Accept the place the divine providence has found for you, the society of your contemporaries, the connection of events (Emerson paragraph 2).” Jeannette Walls’s mental growth during the course of her story is a prime example of transcendentalism present in her memoir. In the beginning, Jeannette is unaware of the problems within her family, especially those problems pertaining to her wild father. As she grows, she begins to see her father and mothers’ imperfections more clearly as well as realizing just how different her family is compared to other families. While this dismays her at times, Walls grows strong by relying on herself and learning to accept that while her past cannot be changed, she can take her future into her own hands. In this way, Walls goes from a starry-eyed child who blindly worships her father to an adult who sees the true nature of the people surrounding her.

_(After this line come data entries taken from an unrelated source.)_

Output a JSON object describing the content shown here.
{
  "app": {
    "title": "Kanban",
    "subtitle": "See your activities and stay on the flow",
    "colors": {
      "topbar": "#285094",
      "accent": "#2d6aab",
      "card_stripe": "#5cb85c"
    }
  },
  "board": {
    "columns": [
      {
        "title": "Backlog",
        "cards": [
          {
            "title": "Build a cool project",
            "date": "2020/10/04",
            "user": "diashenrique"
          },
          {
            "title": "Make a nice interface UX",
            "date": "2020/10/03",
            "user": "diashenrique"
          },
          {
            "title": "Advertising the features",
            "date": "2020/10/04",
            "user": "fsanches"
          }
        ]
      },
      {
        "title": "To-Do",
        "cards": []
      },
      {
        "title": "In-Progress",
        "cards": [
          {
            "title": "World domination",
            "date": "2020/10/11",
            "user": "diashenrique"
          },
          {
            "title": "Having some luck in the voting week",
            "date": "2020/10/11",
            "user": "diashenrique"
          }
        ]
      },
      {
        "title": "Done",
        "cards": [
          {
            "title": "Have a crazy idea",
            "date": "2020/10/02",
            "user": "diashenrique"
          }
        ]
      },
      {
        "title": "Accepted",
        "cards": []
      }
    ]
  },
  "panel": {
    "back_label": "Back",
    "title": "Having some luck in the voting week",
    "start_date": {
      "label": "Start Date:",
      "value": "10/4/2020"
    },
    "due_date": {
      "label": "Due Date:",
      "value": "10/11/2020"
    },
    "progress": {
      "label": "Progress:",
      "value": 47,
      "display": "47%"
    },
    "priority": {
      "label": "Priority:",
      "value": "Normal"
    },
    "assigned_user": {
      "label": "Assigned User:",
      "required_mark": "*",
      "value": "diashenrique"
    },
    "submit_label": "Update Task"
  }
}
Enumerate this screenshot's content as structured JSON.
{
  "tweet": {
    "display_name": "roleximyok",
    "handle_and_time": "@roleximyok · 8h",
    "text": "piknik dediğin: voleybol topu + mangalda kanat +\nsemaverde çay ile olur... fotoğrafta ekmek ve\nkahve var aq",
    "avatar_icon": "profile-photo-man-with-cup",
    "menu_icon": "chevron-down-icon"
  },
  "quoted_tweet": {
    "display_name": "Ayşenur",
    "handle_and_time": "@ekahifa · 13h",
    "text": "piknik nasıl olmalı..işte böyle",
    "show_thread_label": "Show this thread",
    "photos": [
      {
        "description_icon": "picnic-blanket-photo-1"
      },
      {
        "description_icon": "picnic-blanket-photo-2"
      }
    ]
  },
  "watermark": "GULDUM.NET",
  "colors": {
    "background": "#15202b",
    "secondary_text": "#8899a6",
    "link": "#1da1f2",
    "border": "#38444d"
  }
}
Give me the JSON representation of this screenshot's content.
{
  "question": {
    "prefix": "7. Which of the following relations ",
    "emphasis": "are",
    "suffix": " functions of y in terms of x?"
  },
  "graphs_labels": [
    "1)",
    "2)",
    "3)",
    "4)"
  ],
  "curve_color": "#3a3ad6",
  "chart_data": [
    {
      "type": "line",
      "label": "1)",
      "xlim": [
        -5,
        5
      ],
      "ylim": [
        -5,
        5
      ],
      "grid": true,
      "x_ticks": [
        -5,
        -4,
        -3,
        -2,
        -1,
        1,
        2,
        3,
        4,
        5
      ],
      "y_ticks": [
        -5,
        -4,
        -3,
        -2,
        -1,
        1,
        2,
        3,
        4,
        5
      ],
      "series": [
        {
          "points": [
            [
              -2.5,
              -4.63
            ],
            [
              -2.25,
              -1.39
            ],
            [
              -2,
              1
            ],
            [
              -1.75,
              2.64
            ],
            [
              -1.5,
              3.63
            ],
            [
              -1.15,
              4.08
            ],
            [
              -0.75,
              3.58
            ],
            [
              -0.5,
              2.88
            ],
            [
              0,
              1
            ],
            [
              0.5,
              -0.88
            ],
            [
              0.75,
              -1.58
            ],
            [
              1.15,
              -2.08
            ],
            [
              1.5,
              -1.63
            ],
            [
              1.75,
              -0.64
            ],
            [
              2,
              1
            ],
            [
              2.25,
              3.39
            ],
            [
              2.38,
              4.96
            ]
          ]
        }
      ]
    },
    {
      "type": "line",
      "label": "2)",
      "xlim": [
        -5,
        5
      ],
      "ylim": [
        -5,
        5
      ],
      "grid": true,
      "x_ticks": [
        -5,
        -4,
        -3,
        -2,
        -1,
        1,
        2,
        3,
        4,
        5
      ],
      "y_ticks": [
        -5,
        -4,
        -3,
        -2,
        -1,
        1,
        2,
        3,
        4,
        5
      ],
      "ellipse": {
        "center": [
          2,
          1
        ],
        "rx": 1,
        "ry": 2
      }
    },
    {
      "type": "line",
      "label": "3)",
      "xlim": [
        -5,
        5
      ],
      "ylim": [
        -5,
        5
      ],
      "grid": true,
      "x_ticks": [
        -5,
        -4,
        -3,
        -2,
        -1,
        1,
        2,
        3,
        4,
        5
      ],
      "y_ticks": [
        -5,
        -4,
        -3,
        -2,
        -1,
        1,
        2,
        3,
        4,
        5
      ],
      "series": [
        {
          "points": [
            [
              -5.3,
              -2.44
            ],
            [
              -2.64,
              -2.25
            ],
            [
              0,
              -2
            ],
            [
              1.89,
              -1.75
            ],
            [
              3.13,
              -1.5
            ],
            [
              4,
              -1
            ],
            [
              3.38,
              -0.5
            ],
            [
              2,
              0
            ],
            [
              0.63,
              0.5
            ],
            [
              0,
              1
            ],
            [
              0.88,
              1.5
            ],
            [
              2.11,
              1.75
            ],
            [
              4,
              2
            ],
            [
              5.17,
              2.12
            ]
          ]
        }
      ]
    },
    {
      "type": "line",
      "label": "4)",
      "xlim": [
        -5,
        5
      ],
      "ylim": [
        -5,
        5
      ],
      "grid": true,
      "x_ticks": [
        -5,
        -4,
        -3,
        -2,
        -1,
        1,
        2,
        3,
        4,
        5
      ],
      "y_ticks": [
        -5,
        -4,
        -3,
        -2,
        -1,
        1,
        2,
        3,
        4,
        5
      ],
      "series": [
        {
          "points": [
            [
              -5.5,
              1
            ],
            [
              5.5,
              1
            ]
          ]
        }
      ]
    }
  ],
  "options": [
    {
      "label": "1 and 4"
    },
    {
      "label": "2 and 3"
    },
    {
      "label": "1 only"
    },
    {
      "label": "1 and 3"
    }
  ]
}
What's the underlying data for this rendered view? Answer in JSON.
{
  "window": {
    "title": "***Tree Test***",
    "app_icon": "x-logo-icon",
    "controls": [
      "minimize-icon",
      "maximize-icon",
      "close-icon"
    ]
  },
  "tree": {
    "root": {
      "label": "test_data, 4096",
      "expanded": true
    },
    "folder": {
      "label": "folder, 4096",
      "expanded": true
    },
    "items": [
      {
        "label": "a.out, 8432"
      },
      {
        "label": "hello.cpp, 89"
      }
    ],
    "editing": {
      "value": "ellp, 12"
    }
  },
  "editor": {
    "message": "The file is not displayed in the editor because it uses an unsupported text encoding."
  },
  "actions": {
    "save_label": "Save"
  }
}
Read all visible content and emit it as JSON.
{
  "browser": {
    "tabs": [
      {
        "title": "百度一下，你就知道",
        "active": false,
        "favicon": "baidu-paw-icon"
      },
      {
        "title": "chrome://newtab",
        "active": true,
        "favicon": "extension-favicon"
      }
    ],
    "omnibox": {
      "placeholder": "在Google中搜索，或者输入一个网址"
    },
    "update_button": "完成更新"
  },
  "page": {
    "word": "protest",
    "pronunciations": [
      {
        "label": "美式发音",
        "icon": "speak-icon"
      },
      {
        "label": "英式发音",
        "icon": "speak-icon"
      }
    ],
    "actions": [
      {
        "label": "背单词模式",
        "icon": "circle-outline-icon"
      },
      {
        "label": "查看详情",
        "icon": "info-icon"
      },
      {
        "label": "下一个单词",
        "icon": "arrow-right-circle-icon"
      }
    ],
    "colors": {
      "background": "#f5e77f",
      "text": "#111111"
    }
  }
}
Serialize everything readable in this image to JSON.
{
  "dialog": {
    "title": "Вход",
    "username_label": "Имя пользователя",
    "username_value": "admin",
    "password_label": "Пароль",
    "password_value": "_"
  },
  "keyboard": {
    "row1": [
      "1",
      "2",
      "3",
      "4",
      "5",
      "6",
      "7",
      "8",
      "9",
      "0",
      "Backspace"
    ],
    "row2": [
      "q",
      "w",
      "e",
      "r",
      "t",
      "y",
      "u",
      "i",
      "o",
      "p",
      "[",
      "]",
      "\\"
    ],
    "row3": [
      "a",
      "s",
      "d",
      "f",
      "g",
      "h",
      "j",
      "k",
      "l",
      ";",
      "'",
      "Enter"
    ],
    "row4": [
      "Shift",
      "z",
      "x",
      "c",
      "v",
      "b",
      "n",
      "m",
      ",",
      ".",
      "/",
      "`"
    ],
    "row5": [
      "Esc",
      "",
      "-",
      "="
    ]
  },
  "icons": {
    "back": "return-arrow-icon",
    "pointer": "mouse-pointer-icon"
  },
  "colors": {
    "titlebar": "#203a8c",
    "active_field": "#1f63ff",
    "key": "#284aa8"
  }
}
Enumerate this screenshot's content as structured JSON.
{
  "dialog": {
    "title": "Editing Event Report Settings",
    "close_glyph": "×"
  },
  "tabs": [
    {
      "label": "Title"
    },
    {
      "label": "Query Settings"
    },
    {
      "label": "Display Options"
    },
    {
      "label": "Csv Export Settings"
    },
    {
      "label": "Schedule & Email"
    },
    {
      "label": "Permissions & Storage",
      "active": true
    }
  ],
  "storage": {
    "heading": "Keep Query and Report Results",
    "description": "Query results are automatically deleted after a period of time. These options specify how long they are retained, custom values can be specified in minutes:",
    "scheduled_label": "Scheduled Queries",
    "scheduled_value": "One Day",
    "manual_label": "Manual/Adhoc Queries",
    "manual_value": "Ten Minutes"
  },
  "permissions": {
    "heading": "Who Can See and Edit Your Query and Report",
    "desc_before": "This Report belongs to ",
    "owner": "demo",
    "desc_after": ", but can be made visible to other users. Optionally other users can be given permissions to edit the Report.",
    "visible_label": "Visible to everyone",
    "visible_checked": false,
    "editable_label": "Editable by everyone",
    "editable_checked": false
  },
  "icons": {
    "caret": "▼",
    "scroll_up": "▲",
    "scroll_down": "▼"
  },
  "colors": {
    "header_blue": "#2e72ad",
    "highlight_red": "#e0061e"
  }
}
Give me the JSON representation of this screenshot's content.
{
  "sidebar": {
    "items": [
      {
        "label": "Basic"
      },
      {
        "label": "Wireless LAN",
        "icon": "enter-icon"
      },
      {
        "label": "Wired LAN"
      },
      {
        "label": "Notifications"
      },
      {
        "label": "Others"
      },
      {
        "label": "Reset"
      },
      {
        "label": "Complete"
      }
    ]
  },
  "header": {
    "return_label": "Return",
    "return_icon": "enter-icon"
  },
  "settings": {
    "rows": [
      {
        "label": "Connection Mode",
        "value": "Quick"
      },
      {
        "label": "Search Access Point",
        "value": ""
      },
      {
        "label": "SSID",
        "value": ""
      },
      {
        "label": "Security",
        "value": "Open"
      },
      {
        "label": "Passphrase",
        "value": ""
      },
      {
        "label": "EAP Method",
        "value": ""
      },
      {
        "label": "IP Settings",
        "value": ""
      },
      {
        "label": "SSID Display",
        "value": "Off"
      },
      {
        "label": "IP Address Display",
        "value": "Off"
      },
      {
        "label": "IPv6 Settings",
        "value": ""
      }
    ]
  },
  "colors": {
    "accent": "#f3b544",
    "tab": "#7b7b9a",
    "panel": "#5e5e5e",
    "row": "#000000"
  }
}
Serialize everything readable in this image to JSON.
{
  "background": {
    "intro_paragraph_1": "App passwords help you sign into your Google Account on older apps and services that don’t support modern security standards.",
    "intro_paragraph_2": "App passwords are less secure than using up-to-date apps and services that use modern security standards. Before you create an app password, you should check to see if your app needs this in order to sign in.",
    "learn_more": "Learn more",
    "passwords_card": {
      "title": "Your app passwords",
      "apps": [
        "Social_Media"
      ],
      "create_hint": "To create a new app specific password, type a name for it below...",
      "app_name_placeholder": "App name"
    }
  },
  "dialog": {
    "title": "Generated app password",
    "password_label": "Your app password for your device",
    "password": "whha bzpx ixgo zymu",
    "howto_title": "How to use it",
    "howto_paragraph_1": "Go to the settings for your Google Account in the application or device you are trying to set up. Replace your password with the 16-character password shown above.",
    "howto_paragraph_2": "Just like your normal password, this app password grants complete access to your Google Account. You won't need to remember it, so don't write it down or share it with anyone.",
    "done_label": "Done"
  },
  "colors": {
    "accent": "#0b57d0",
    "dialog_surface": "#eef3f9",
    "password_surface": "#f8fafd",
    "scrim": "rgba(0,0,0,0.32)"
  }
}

The first reason is that a wife can take care of her children while her husband goes back to school. For example, a wife keeps track of her children’s doctor appointments, makes sure her children eat properly, and always is with her children when they are sick. The second reason why the author wants a wife is that a wife can take care of her husband physical needs. She can keep the house clean, keep her husband’s clothes clean, cook the meal, or do the necessary grocery shopping for him. The third reason is that a wife listens to her husband but has no complaints about her duties.
Natalie Calvo December 9, 2009 Michael Lukas Re-write of Paper #3 Father’s Tongue I can relate to Amy Tan’s life and what she went through with her mother. She had a certain “English” language she and her mom understood each other. Her mom’s English was “broken” or “limited.” Kind of like my father. Except, he knows no English. Amy Tan always helped her mom with phone calls pretending she was her mom.
Titus 2: 3-5 states that, "Older women likewise are to be reverent in their behavior, not malicious gossips nor enslaved to much wine, teaching what is good, so that they may encourage the young women to love their husbands, to love their children, to be sensible, pure, workers at home, kind, being subject to their own husbands, so that the word of God will not be dishonored," (The Christian Woman", 2004). Issues that Christian wives face Some of the
“Mother Tongue” deals with issues many immigrants face and teaches what the power of literacy truly is. Throughout her life, Amy Tan acquired many “Englishes”, but only recently became aware of how many she attained. The first time Tan became mindful of this was when she was giving a talk about her book, The Joy Club, when she remembered that her mother was in the audience and it quickly came to Tan that she was speaking in an English that her mother was not familiar with. Another instance was when Tan was walking with her husband and mother, and said “‘not waste money that way.’” This English is special because it is only shared by Tan and her mother. Tan’s mother’s “broken” English was a contradiction because she could comprehend much more than what her English tended to show.
Maggie’s mother was also older and better suited to be a mother because she was older and more experienced however, Maggie’s father also left the family. Maggie turned out to be shy and refrained from social life since she did not leave the house after being burned. “She stoops down quickly and lines up picture after picture of me sitting in front of the house with Maggie cowering behind me” (Walker 746). Too much attention leads to Maggie clinging to her mother and not enough attention drives Emily to not seek out a close relationship with her mother. Both mothers are concerned with the status of their daughters.